The mayor of Lamia, Thymios Karaiskos, said at the opening ceremony that the experience acquired during such pilots enables us to acquaint with new technologies and that is very important that research and development activities help to create more accessible services that improve the daily living of each citizen.
“Adaptation to robotics and digital technologies is important for our country not to miss the new technological revolution taking place globally,” said Karaiskos.
A representative of the Fabulos lead partner Modern Mobility Mr. Tanel Talve said that the aim of the pilot project is to prepare besides innovative Tallinn also other cities to deliver future technologies.
The pilots in Ülemiste and Lamia are preparation for autonomous vehicles to take a role in our daily public transport system in the future.
Small, green, and silent last-mile public transport solutions suit to prolong bus-lines in small streets, residential areas, and also in city centers where regular buses are not feasible in terms of costs or size.
The pilots are aimed to obtain real-life experience to integrate the autonomous buses into the public transport system.
Smart public transport systems include autonomous buses, also smart bus-stops, and software platforms that enable all partners in the system to communicate with each other and with traditional public transport in the future.
The smart bus-stops developed by Modern Mobility and connected to the public transport platform allow the passengers to request a ride or notify about their special needs (wheel-chair, pram, etc) using a screen in the bus-stop or an app.
The buses can thus avoid empty rides out of rush-hours but ensure them being ready for the passengers. Implementing new technologies helps to change public transport more user-friendly and smoother, encourages to abandon one’s personal car and makes public space greener.
The scientific work of the pilot, developing innovative solutions, and testing them is the responsibility of TalTech that also partnered in working out the first Iseauto prototype a couple of years ago.
The TalTech autonomous vehicles research team led by Raivo Sell has acquired global recognition in the field due to its unique results, fast development process, and successful cooperation with enterprises.
Although much of the Greek project is based on the experience obtained in Ülemiste City, the operational environment is different. Solar panels were installed on the bus roofs together with the Solaride team to use the sun and its energy in Lamia.
The panels act as additional power sources to the buses and help the students of the educational student project Solaride to obtain relevant information about solar energy.
The Solaride team are planning to travel across Australia in the next year using only solar energy as a power source.

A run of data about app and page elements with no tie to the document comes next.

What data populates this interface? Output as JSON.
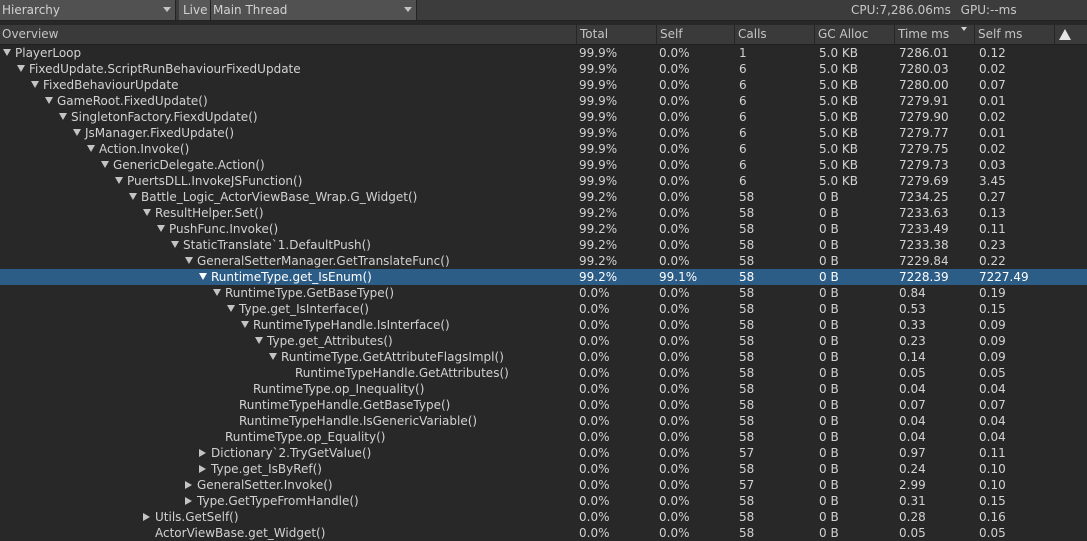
{
  "toolbar": {
    "module_label": "Hierarchy",
    "live_label": "Live",
    "thread_label": "Main Thread",
    "cpu_label": "CPU:7,286.06ms",
    "gpu_label": "GPU:--ms"
  },
  "columns": [
    "Overview",
    "Total",
    "Self",
    "Calls",
    "GC Alloc",
    "Time ms",
    "Self ms"
  ],
  "rows": [
    {
      "depth": 0,
      "expander": "open",
      "name": "PlayerLoop",
      "total": "99.9%",
      "self": "0.0%",
      "calls": "1",
      "gc": "5.0 KB",
      "time": "7286.01",
      "selfms": "0.12"
    },
    {
      "depth": 1,
      "expander": "open",
      "name": "FixedUpdate.ScriptRunBehaviourFixedUpdate",
      "total": "99.9%",
      "self": "0.0%",
      "calls": "6",
      "gc": "5.0 KB",
      "time": "7280.03",
      "selfms": "0.02"
    },
    {
      "depth": 2,
      "expander": "open",
      "name": "FixedBehaviourUpdate",
      "total": "99.9%",
      "self": "0.0%",
      "calls": "6",
      "gc": "5.0 KB",
      "time": "7280.00",
      "selfms": "0.07"
    },
    {
      "depth": 3,
      "expander": "open",
      "name": "GameRoot.FixedUpdate()",
      "total": "99.9%",
      "self": "0.0%",
      "calls": "6",
      "gc": "5.0 KB",
      "time": "7279.91",
      "selfms": "0.01"
    },
    {
      "depth": 4,
      "expander": "open",
      "name": "SingletonFactory.FiexdUpdate()",
      "total": "99.9%",
      "self": "0.0%",
      "calls": "6",
      "gc": "5.0 KB",
      "time": "7279.90",
      "selfms": "0.02"
    },
    {
      "depth": 5,
      "expander": "open",
      "name": "JsManager.FixedUpdate()",
      "total": "99.9%",
      "self": "0.0%",
      "calls": "6",
      "gc": "5.0 KB",
      "time": "7279.77",
      "selfms": "0.01"
    },
    {
      "depth": 6,
      "expander": "open",
      "name": "Action.Invoke()",
      "total": "99.9%",
      "self": "0.0%",
      "calls": "6",
      "gc": "5.0 KB",
      "time": "7279.75",
      "selfms": "0.02"
    },
    {
      "depth": 7,
      "expander": "open",
      "name": "GenericDelegate.Action()",
      "total": "99.9%",
      "self": "0.0%",
      "calls": "6",
      "gc": "5.0 KB",
      "time": "7279.73",
      "selfms": "0.03"
    },
    {
      "depth": 8,
      "expander": "open",
      "name": "PuertsDLL.InvokeJSFunction()",
      "total": "99.9%",
      "self": "0.0%",
      "calls": "6",
      "gc": "5.0 KB",
      "time": "7279.69",
      "selfms": "3.45"
    },
    {
      "depth": 9,
      "expander": "open",
      "name": "Battle_Logic_ActorViewBase_Wrap.G_Widget()",
      "total": "99.2%",
      "self": "0.0%",
      "calls": "58",
      "gc": "0 B",
      "time": "7234.25",
      "selfms": "0.27"
    },
    {
      "depth": 10,
      "expander": "open",
      "name": "ResultHelper.Set()",
      "total": "99.2%",
      "self": "0.0%",
      "calls": "58",
      "gc": "0 B",
      "time": "7233.63",
      "selfms": "0.13"
    },
    {
      "depth": 11,
      "expander": "open",
      "name": "PushFunc.Invoke()",
      "total": "99.2%",
      "self": "0.0%",
      "calls": "58",
      "gc": "0 B",
      "time": "7233.49",
      "selfms": "0.11"
    },
    {
      "depth": 12,
      "expander": "open",
      "name": "StaticTranslate`1.DefaultPush()",
      "total": "99.2%",
      "self": "0.0%",
      "calls": "58",
      "gc": "0 B",
      "time": "7233.38",
      "selfms": "0.23"
    },
    {
      "depth": 13,
      "expander": "open",
      "name": "GeneralSetterManager.GetTranslateFunc()",
      "total": "99.2%",
      "self": "0.0%",
      "calls": "58",
      "gc": "0 B",
      "time": "7229.84",
      "selfms": "0.22"
    },
    {
      "depth": 14,
      "expander": "open",
      "name": "RuntimeType.get_IsEnum()",
      "total": "99.2%",
      "self": "99.1%",
      "calls": "58",
      "gc": "0 B",
      "time": "7228.39",
      "selfms": "7227.49",
      "selected": true
    },
    {
      "depth": 15,
      "expander": "open",
      "name": "RuntimeType.GetBaseType()",
      "total": "0.0%",
      "self": "0.0%",
      "calls": "58",
      "gc": "0 B",
      "time": "0.84",
      "selfms": "0.19"
    },
    {
      "depth": 16,
      "expander": "open",
      "name": "Type.get_IsInterface()",
      "total": "0.0%",
      "self": "0.0%",
      "calls": "58",
      "gc": "0 B",
      "time": "0.53",
      "selfms": "0.15"
    },
    {
      "depth": 17,
      "expander": "open",
      "name": "RuntimeTypeHandle.IsInterface()",
      "total": "0.0%",
      "self": "0.0%",
      "calls": "58",
      "gc": "0 B",
      "time": "0.33",
      "selfms": "0.09"
    },
    {
      "depth": 18,
      "expander": "open",
      "name": "Type.get_Attributes()",
      "total": "0.0%",
      "self": "0.0%",
      "calls": "58",
      "gc": "0 B",
      "time": "0.23",
      "selfms": "0.09"
    },
    {
      "depth": 19,
      "expander": "open",
      "name": "RuntimeType.GetAttributeFlagsImpl()",
      "total": "0.0%",
      "self": "0.0%",
      "calls": "58",
      "gc": "0 B",
      "time": "0.14",
      "selfms": "0.09"
    },
    {
      "depth": 20,
      "expander": "none",
      "name": "RuntimeTypeHandle.GetAttributes()",
      "total": "0.0%",
      "self": "0.0%",
      "calls": "58",
      "gc": "0 B",
      "time": "0.05",
      "selfms": "0.05"
    },
    {
      "depth": 17,
      "expander": "none",
      "name": "RuntimeType.op_Inequality()",
      "total": "0.0%",
      "self": "0.0%",
      "calls": "58",
      "gc": "0 B",
      "time": "0.04",
      "selfms": "0.04"
    },
    {
      "depth": 16,
      "expander": "none",
      "name": "RuntimeTypeHandle.GetBaseType()",
      "total": "0.0%",
      "self": "0.0%",
      "calls": "58",
      "gc": "0 B",
      "time": "0.07",
      "selfms": "0.07"
    },
    {
      "depth": 16,
      "expander": "none",
      "name": "RuntimeTypeHandle.IsGenericVariable()",
      "total": "0.0%",
      "self": "0.0%",
      "calls": "58",
      "gc": "0 B",
      "time": "0.04",
      "selfms": "0.04"
    },
    {
      "depth": 15,
      "expander": "none",
      "name": "RuntimeType.op_Equality()",
      "total": "0.0%",
      "self": "0.0%",
      "calls": "58",
      "gc": "0 B",
      "time": "0.04",
      "selfms": "0.04"
    },
    {
      "depth": 14,
      "expander": "closed",
      "name": "Dictionary`2.TryGetValue()",
      "total": "0.0%",
      "self": "0.0%",
      "calls": "57",
      "gc": "0 B",
      "time": "0.97",
      "selfms": "0.11"
    },
    {
      "depth": 14,
      "expander": "closed",
      "name": "Type.get_IsByRef()",
      "total": "0.0%",
      "self": "0.0%",
      "calls": "58",
      "gc": "0 B",
      "time": "0.24",
      "selfms": "0.10"
    },
    {
      "depth": 13,
      "expander": "closed",
      "name": "GeneralSetter.Invoke()",
      "total": "0.0%",
      "self": "0.0%",
      "calls": "57",
      "gc": "0 B",
      "time": "2.99",
      "selfms": "0.10"
    },
    {
      "depth": 13,
      "expander": "closed",
      "name": "Type.GetTypeFromHandle()",
      "total": "0.0%",
      "self": "0.0%",
      "calls": "58",
      "gc": "0 B",
      "time": "0.31",
      "selfms": "0.15"
    },
    {
      "depth": 10,
      "expander": "closed",
      "name": "Utils.GetSelf()",
      "total": "0.0%",
      "self": "0.0%",
      "calls": "58",
      "gc": "0 B",
      "time": "0.28",
      "selfms": "0.16"
    },
    {
      "depth": 10,
      "expander": "none",
      "name": "ActorViewBase.get_Widget()",
      "total": "0.0%",
      "self": "0.0%",
      "calls": "58",
      "gc": "0 B",
      "time": "0.05",
      "selfms": "0.05"
    }
  ]
}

The Fabulos project is financed by the European Union and coordinated by Forum Virium Helsinki. The Tallinn and Lamia pilots are carried out by Mobile Civitatem consortium, consisting of Modern Mobility, TalTech, Auve Tech, and Fleet Complete with Bercman Technologies acting as a cooperation partner.